Where do you ride it?
Pretty much everywhere! We live in central Denver, so we can get to so many places within a mile or two. We use it almost every day for school drop off and pick up, as well as trips to the grocery store, the doctor, friends’ houses, and more. I love having the cargo bike in the garage ready to go at all times, so we can just jump in it without too much rigamarole. I try not to drive unless I’m going somewhere over 5 miles. Last summer, we did swim lessons 4 days a week for 4 weeks about 45 minutes away (biking). I biked most days. It was a great way to spend time together with the kids and for them to decompress after swimming. Last year, I used the bike to bring my son’s classmate home from their preschool a couple days a week. I call it my “bike minivan:” I use it for everything!
Do the kids like it?
Yes! They’ve gotten very used to it over the past two years. They often complain now if we’re going to drive somewhere. But, just like anyone, they can get crabby if it’s hot or we’re on a long ride. They sit pretty close to each other so kicking and yelling at each other is not uncommon. But neither is singing songs or laughing. Mostly, we have a good time when we’re biking around the city.
Is it just for carrying kids?
No way. We sometimes load it up with lawn chairs and a cooler for a picnic in the park. I regularly use it for grocery shopping. Occasionally I’ll ride in it for a date night! (When we were in Copenhagen, that was commonplace!) Whatever kind of cargo you need to move around, there’s a bike for that!
How much cargo can it hold?
The bike can carry 265 pounds plus the rider. People often ask when the kids will be “too big” for it, but going by their weights, it will be a long time before we out grown it!
What about when it’s cold or rainy?
There’s a rain cover for days with inclement weather. We use it occasionally, but thankfully we don’t get too much precipitation in Denver. On days that are just cold, I have the kids bundle up with coats and blankets. The cover makes kids cozy for sure, but it’s hard to get them in and out of their seats and it’s sometimes a bit claustrophobic for them. I stay warm by using no assist and getting my heart rate up!

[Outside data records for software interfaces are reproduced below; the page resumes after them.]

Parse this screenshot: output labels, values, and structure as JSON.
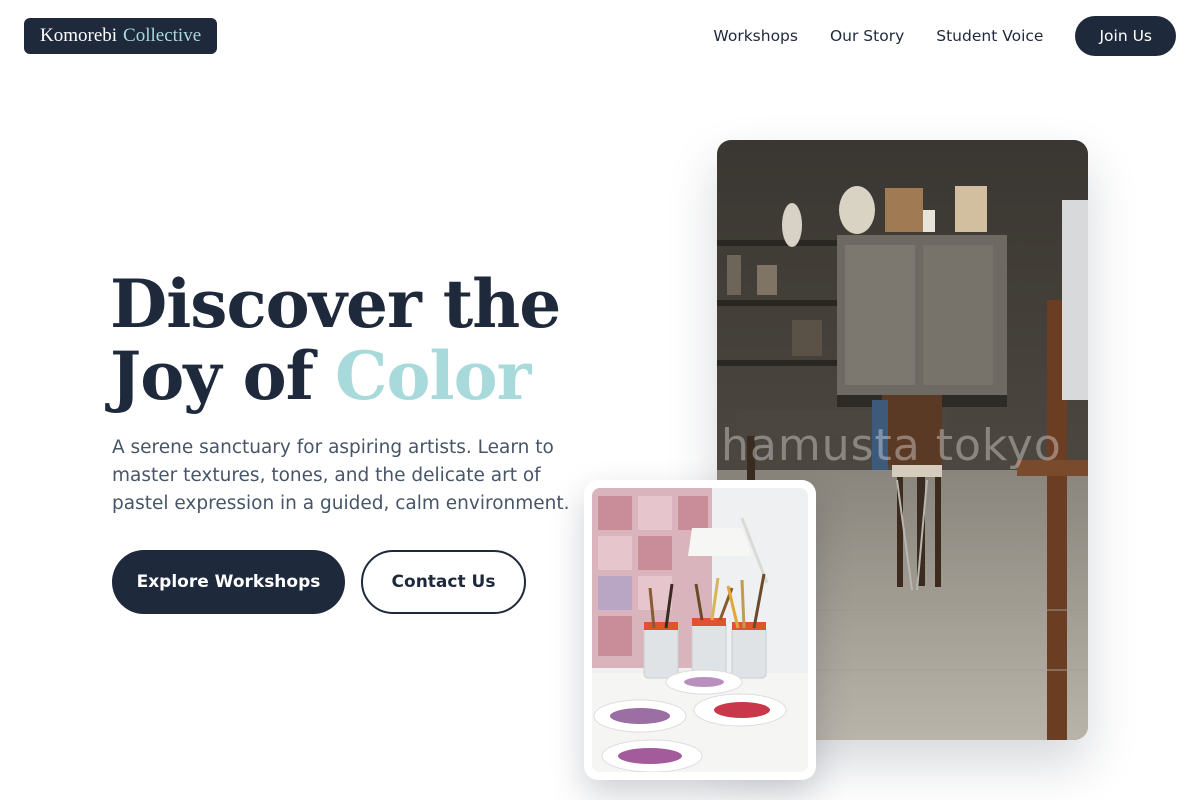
{
  "brand": {
    "name": "Komorebi",
    "accent": "Collective"
  },
  "nav": {
    "links": [
      "Workshops",
      "Our Story",
      "Student Voice"
    ],
    "cta": "Join Us"
  },
  "hero": {
    "headline_line1": "Discover the",
    "headline_line2_prefix": "Joy of",
    "headline_accent": "Color",
    "subtitle": "A serene sanctuary for aspiring artists. Learn to master textures, tones, and the delicate art of pastel expression in a guided, calm environment.",
    "primary_button": "Explore Workshops",
    "secondary_button": "Contact Us"
  },
  "images": {
    "main_photo_watermark": "hamusta tokyo"
  },
  "colors": {
    "navy": "#1e293b",
    "accent": "#a8dadc",
    "body_text": "#475569"
  }
}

How much was it?
The Nihola 4.0 was $3500 and we added a BionX e-assist battery for an additionally $2000. I sometimes feel uncomfortable when people ask how much it cost, but I also remind myself and them that it was much less than a car! And we are now a one-car family, so we feel like we came out ahead! There are definitely more inexpensive cargo bikes available, but we wanted one with high-quality parts that would last for years. We are hoping to use it for many years to come.

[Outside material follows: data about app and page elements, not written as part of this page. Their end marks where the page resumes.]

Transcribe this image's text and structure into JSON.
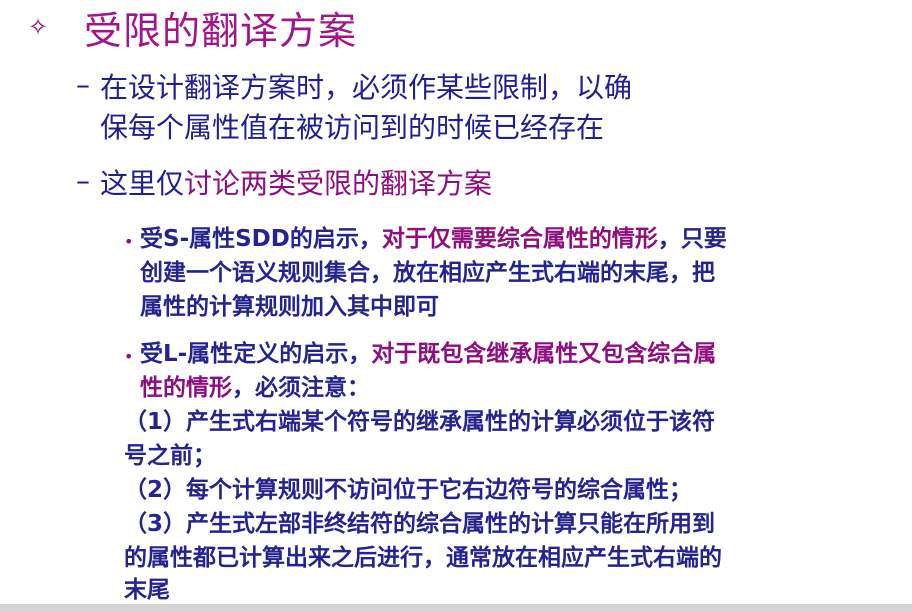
{
  "title": {
    "icon": "diamond-outline-icon",
    "text": "受限的翻译方案"
  },
  "points": [
    {
      "marker": "–",
      "lines": [
        "在设计翻译方案时，必须作某些限制，以确",
        "保每个属性值在被访问到的时候已经存在"
      ]
    },
    {
      "marker": "–",
      "prefix": "这里仅",
      "highlight": "讨论两类受限的翻译方案"
    }
  ],
  "subpoints": [
    {
      "marker": "•",
      "lead": "受S-属性SDD的启示，",
      "highlight": "对于仅需要综合属性的情形",
      "tail": "，只要",
      "lines": [
        "创建一个语义规则集合，放在相应产生式右端的末尾，把",
        "属性的计算规则加入其中即可"
      ]
    },
    {
      "marker": "•",
      "lead": "受L-属性定义的启示，",
      "highlight_line1": "对于既包含继承属性又包含综合属",
      "highlight_line2": "性的情形",
      "tail": "，必须注意：",
      "lines": [
        "（1）产生式右端某个符号的继承属性的计算必须位于该符",
        "号之前；",
        "（2）每个计算规则不访问位于它右边符号的综合属性；",
        "（3）产生式左部非终结符的综合属性的计算只能在所用到",
        "的属性都已计算出来之后进行，通常放在相应产生式右端的",
        "末尾"
      ]
    }
  ],
  "colors": {
    "navy": "#1f1f8f",
    "purple": "#8e0e7e",
    "title": "#a0168a"
  }
}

Should I get one?
YES! I’m a big believer that everyone needs some sort of cargo bike. Even if you don’t have kids, we all have stuff we need to carry around. You’re more likely to bike places if you have a way to carry cargo (hello, grocery store!). There are so many types of cargo bikes, there’s definitely one that would suit your needs.
If you’re in the Denver area, my friend Arleigh at the Bike Shop Girl Family Cyclery in Aurora can hook you up! She is infinitely knowledgable and passionate about cargo bikes. She even has a challenge going right now where you can borrow one of her bikes for 24 hours to try it out with your kids! In other cities, search “cargo bike shops” and I’m sure you’ll find something not too too far away. They’re becoming more common all the time. I also recommend joining Cargo Bike Republic on Facebook; that community has tons of advice to offer!